By Doug Baker, Vice President, Industry Relations - Private Brands, Technology, FMI
I have a bottle of alcohol-based hand sanitizer with at least 60% alcohol sitting on my desk at work. It’s half-full, and I’ve used it more in the last two weeks than in the last two years. I'm also washing my hands with soap and water for 20 seconds. The reports of coronavirus have heightened our awareness regarding personal health and prevention habits, and compounding these challenges, our members also must think about the well-being of their associates, their customers and the overall supply chain as they prepare for a potential public health crisis.
While we often follow preparedness protocols to anticipate a crisis, coronavirus stresses on the marketplace have forced crisis management teams to multitask. They’ve been approaching this situation in a dual-preparedness mode:
- Preventive preparedness – consumers buy products that help them stay well, such as personal and household cleaning items.

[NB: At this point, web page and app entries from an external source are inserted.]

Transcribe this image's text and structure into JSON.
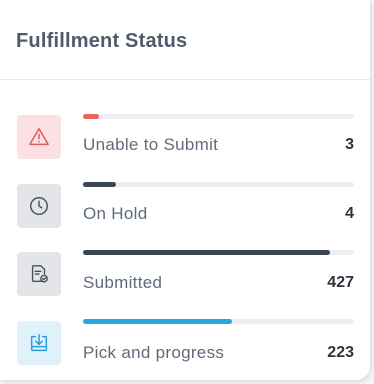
{
  "card": {
    "title": "Fulfillment Status"
  },
  "rows": [
    {
      "label": "Unable to Submit",
      "count": "3",
      "progress": 0.06,
      "bar_color": "#f0605f",
      "icon": "warning-triangle-icon",
      "icon_bg": "#fbe1e1",
      "icon_color": "#e45a5a"
    },
    {
      "label": "On Hold",
      "count": "4",
      "progress": 0.12,
      "bar_color": "#3d4552",
      "icon": "clock-icon",
      "icon_bg": "#e3e5e8",
      "icon_color": "#4a5260"
    },
    {
      "label": "Submitted",
      "count": "427",
      "progress": 0.91,
      "bar_color": "#3d4552",
      "icon": "document-check-icon",
      "icon_bg": "#e3e5e8",
      "icon_color": "#4a5260"
    },
    {
      "label": "Pick and progress",
      "count": "223",
      "progress": 0.55,
      "bar_color": "#29a8e0",
      "icon": "download-tray-icon",
      "icon_bg": "#dff1fa",
      "icon_color": "#2a9fd6"
    }
  ]
}
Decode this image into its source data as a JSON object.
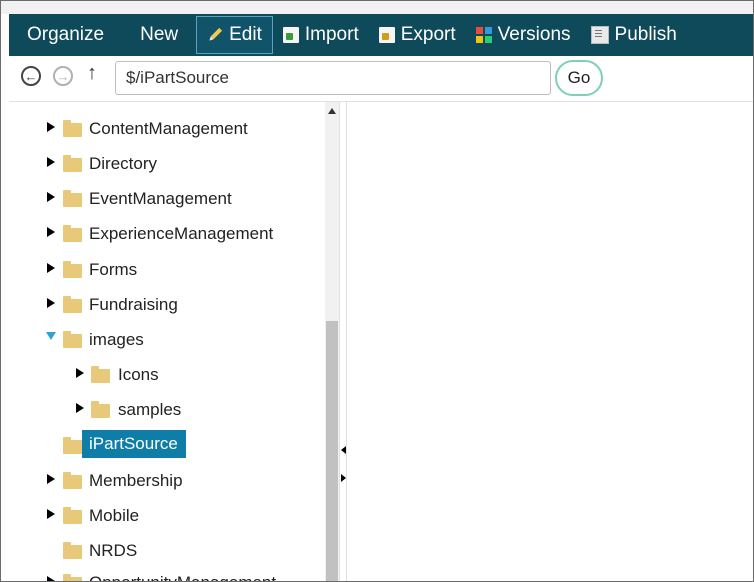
{
  "toolbar": {
    "organize": "Organize",
    "new": "New",
    "edit": "Edit",
    "import": "Import",
    "export": "Export",
    "versions": "Versions",
    "publish": "Publish"
  },
  "address": {
    "path": "$/iPartSource",
    "go": "Go"
  },
  "tree": {
    "items": [
      {
        "label": "ContentManagement"
      },
      {
        "label": "Directory"
      },
      {
        "label": "EventManagement"
      },
      {
        "label": "ExperienceManagement"
      },
      {
        "label": "Forms"
      },
      {
        "label": "Fundraising"
      },
      {
        "label": "images"
      },
      {
        "label": "Icons"
      },
      {
        "label": "samples"
      },
      {
        "label": "iPartSource"
      },
      {
        "label": "Membership"
      },
      {
        "label": "Mobile"
      },
      {
        "label": "NRDS"
      },
      {
        "label": "OpportunityManagement"
      }
    ]
  },
  "colors": {
    "toolbar_bg": "#0f4a5a",
    "selected_bg": "#0e7ea8",
    "folder": "#e8c97a",
    "expand_arrow": "#2fa4d3",
    "go_border": "#7fcfb6"
  }
}
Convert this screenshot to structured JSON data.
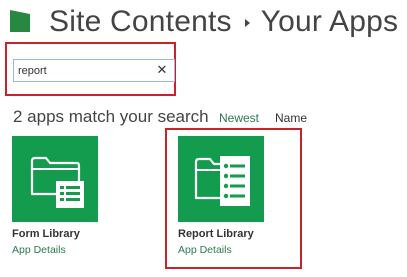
{
  "header": {
    "breadcrumb_parent": "Site Contents",
    "breadcrumb_current": "Your Apps",
    "logo_icon": "sharepoint-logo-icon",
    "separator_icon": "breadcrumb-arrow-icon"
  },
  "search": {
    "value": "report",
    "clear_icon": "close-icon"
  },
  "results": {
    "summary": "2 apps match your search",
    "sort_options": [
      "Newest",
      "Name"
    ]
  },
  "apps": [
    {
      "title": "Form Library",
      "details_link": "App Details",
      "icon": "form-library-icon"
    },
    {
      "title": "Report Library",
      "details_link": "App Details",
      "icon": "report-library-icon"
    }
  ],
  "colors": {
    "tile": "#139b4e",
    "link": "#2b7a4f",
    "highlight": "#c8232c",
    "text": "#444444"
  }
}
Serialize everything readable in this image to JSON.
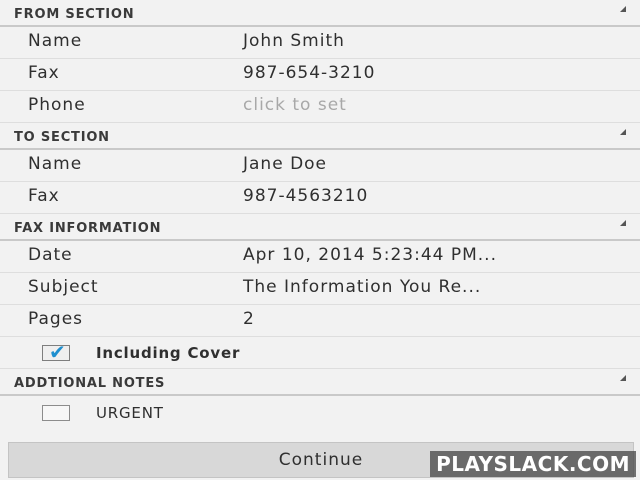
{
  "from_section": {
    "title": "FROM SECTION",
    "rows": [
      {
        "label": "Name",
        "value": "John Smith"
      },
      {
        "label": "Fax",
        "value": "987-654-3210"
      },
      {
        "label": "Phone",
        "value": "click to set"
      }
    ]
  },
  "to_section": {
    "title": "TO SECTION",
    "rows": [
      {
        "label": "Name",
        "value": "Jane Doe"
      },
      {
        "label": "Fax",
        "value": "987-4563210"
      }
    ]
  },
  "fax_information": {
    "title": "FAX INFORMATION",
    "rows": [
      {
        "label": "Date",
        "value": "Apr 10, 2014 5:23:44 PM..."
      },
      {
        "label": "Subject",
        "value": "The Information You Re..."
      },
      {
        "label": "Pages",
        "value": "2"
      }
    ],
    "including_cover": {
      "label": "Including Cover",
      "checked": true
    }
  },
  "additional_notes": {
    "title": "ADDTIONAL NOTES",
    "urgent": {
      "label": "URGENT",
      "checked": false
    }
  },
  "continue_label": "Continue",
  "watermark": "PLAYSLACK.COM",
  "colors": {
    "background": "#f2f2f2",
    "checkmark": "#1f8fcf",
    "button": "#d8d8d8"
  }
}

- Response preparedness – shoppers select products that might help them sustain a lifestyle at home for a longer period of time if the virus affects them or a family member.
Retailers are adept at disaster preparedness and keeping a pulse on consumer trends to anticipate demand spikes. As trading partners, manufacturers and food retailers work diligently to forecast product category needs, and if necessary, adjust SKUs to meet market demand.
Certainly, supply chain pressures will arise as new cases of the virus emerge. Shoppers may witness some out-of-stocks in a store due to sales spikes, but that doesn't necessarily mean that the supply chain is short that product. Retailers have secondary inventory sources that they could tap in the event a crisis does occur. Like a weather event, grocers can anticipate and prepare, but unlike a weather event, preparedness planning for this virus is not concentrated to one region.
Retailers are also rigorously cleaning and sanitizing; many of our members tell us they’re spending additional time wiping down their stores ever few hours, ensuring buttons, handles and working services are sanitized and that shoppers have access to cleaning wipes for carts and baskets.
This is a time for supply chain preparedness and planning. On our dedicated landing page, www.FMI.org/Coronavirus, you may download a Coronavirus Preparedness Checklist and a new Coronavirus and Pandemic Preparedness for the Food Industry guide, which can be customized for your internal manuals. Join FMI for a webinar on March 10 with guest speaker Dr. Ian Williams, CDC, to get an overview and current status of the virus, hear what CDC is doing in response to the outbreak, and learn what CDC’s current recommendations are for the retail, wholesale and the food industry as a whole.
Register for Coronavirus Webinar